▶ Assignment: Show, in full, each line of the data that contains "Relationships".

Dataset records
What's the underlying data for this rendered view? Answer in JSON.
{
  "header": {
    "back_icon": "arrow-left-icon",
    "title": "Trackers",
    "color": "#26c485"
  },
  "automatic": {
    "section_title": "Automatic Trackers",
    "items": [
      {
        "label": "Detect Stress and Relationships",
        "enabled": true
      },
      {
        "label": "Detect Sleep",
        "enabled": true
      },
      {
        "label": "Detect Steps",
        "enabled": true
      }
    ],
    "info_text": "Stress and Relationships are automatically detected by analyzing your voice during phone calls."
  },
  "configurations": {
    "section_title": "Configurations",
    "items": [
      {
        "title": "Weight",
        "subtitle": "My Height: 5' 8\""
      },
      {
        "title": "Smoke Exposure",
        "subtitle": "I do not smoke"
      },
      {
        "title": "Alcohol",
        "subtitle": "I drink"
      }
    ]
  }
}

▶ Completed exercise:
        "label": "Detect Stress and Relationships",
    "info_text": "Stress and Relationships are automatically detected by analyzing your voice during phone calls."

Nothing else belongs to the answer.